Jon Kabat-Zinn writes the foreword and does a lovely job of setting the stage for Mark Williams and Danny Penman’s Mindfulness: An Eight-Week Plan for Finding Peace in a Frantic World. In the foreword, as in the rest of the book, everything is stated in a clear and friendly manner, explaining the organization and intention of the book as well as giving a small preview to the idea of mindfulness. Kabat-Zinn uses the term “embodied engagement” to help explain mindfulness and how it is essentially a new type of awareness. He writes that Williams and Penman think of mindfulness as a “practice” in order to remind us that it is “a way of being” and not a fad.
As in the entire book, the science and the stature of the authors is only a backdrop; the focus is on the method and practice of mindfulness itself. Kabat-Zinn only seems to mention the authors’ qualifications to show that this methodology is both practiced and proven. Additionally, Kabat-Zinn is the most appropriate man for the job of writing this foreword, as he was the inspiration for mindfulness-based cognitive therapy (MBCT), which the basis for this book.
Mark Williams is a cofounder of MBCT and his coauthor for this book is Danny Penman, who is a journalist at the UK’s Daily Mail. Together, Williams and Penman, with their varied backgrounds, created this “very practical and pragmatic guide to mindfulness and its cultivation,” as Kabat-Zinn says. MBCT is centered around mindfulness meditation and in this book they give a detailed description of an eight-week program to help get you centered. This method has been proven in people with diagnosed depressive disorders, but this book is written for anyone to make use of and enjoy.

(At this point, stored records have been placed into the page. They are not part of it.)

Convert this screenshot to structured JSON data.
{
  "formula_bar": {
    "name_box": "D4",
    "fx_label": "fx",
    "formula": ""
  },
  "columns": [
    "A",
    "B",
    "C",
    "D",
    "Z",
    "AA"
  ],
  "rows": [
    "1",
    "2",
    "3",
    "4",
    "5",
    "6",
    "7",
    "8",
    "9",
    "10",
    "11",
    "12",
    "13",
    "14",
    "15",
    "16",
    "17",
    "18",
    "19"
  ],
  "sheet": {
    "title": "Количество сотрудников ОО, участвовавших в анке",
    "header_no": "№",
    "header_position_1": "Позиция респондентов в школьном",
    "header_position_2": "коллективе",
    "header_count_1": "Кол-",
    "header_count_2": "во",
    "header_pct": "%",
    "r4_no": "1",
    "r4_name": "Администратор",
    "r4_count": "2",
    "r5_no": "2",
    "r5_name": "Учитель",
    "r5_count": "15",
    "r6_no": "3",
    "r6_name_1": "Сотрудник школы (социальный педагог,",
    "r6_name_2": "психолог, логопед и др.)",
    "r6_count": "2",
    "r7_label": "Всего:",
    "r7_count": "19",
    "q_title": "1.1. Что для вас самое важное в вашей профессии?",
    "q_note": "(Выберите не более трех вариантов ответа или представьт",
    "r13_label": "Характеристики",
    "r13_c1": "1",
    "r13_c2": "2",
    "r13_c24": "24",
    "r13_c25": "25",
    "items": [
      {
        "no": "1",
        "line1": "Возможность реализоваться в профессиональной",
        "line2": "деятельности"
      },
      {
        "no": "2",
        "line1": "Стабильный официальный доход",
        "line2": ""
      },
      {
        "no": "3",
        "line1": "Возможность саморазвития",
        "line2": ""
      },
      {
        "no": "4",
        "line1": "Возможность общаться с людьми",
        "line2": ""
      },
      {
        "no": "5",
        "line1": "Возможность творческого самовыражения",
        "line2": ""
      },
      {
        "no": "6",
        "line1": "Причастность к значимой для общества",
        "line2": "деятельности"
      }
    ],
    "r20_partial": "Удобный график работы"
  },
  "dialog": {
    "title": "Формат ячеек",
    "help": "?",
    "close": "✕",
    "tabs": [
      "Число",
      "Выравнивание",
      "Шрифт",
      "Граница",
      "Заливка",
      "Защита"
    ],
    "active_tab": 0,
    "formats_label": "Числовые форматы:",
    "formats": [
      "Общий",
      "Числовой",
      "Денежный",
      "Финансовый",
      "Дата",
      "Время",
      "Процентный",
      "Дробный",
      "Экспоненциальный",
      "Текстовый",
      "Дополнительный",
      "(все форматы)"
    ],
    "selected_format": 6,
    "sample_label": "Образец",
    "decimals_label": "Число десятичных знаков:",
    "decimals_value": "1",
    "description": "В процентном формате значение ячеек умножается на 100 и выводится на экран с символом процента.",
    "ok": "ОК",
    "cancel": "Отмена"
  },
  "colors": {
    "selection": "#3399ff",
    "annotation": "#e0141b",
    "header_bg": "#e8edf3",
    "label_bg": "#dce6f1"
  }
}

After this opening, the book slides in to a further introduction of MBCT, combining both an individual’s personal story and the explanation of a meditation technique. This meditation is the first one of the book and they are sure to begin lightly with only a one-minute meditation. The writers fully anticipate the skeptic reader here and to counteract this, they explain and express understanding for the many obstacles of meditation.
At the end of the first chapter, Williams and Penman explain that if you want to jump right into the eight-week program, you can, and they instruct you to skip (but hopefully return to later) the next two chapters. They are conscious of their audience: members of a hectic society who don’t want further complication. Because of this, the book is highly organized and straightforward. If you choose to skip, you will find a small chapter that introduces the program and explains the rhythm of it, then each week in the eight-week program has its own chapter.
While I understand the urge to skip to the meat of the book, the optional chapters are gracefully written and are realistic guides to the world of meditation. I would suggest them, especially if you are new to meditation. Here, Williams and Penman highlight one individual’s story to show how we doubt ourselves and fight ourselves constantly. They explain that emotions are “bundles” of things—and even use the word ‘constellation’ to explain how interconnected emotions are with our past, our bodies, and our thoughts. Also in this section, they list the proven benefits of MBCT, ranging from helping your mood to improving physical health. By far the most exciting part of this section is the Chocolate Meditation. They show you how to draw your focus to one specific thing and release your mind from its infinite daily worries. Most of all, how can you refuse a book that instructs you to eat chocolate?
When Williams and Penman enter the breakdown of their eight-week program, they remind us again of the “countless philosophers” have traveled down this same path and offer some guidance to help readers maneuver through the steps of MBCT. They explain that each week will have two parts to it: a meditation exercise and “Habit Breakers,” which are meant to free readers from their everyday, cyclical thinking.
Williams and Penman are careful to explain that the program is malleable, reminding you not to feel defeated if you miss a meditation or you cannot complete the program in eight prompt weeks. They explain how your mind may react as well, that sometimes you may feel like you’ve failed, but to continue nonetheless. Simply be aware of what you can and cannot do, and be sure to (eventually) complete the entire program for best results.
The eight chapters that break down the weeks of the program are both creative and methodical. The program constantly asks you to try new forms of meditation, to change your habits, and to become aware of the things that you deem ordinary. They use diagrams and charts to section out each week’s specific focus, so it is easy to stay organized, but the program itself is quite creative. One week they ask that you pick one habit and simply be aware of it, such as drinking tea, walking between rooms, etc. It is subtle, but transformative. They also begin each chapter with an individual example to remind readers that you are in good company if you find yourself struggling.
I found the writers really engaging because they explained complex, sometimes uncomfortable, ideas in a relaxed and approachable manner. They are careful and deliberate, but without being overly assertive. I have not yet done the program, but I am a believer. I experimented with some parts of it and am excited to continue. I also appreciated the ending to the book because Williams and Penman were respectful of the fact that everything continues. Though this program can be completed in eight weeks, there is still a long journey ahead and they offer a poem by Roger Keyes about the Japanese painter Hokusai as something for you to take with you on the road. The last line of the poem reads, “let life live through you.”
Mindfulness: An Eight-Week Plan for Finding Peace in a Frantic World
By Mark Williams, PhD and Danny Penman, PhD
Rodale Press: October 25, 2011
Hardcover, 288 pages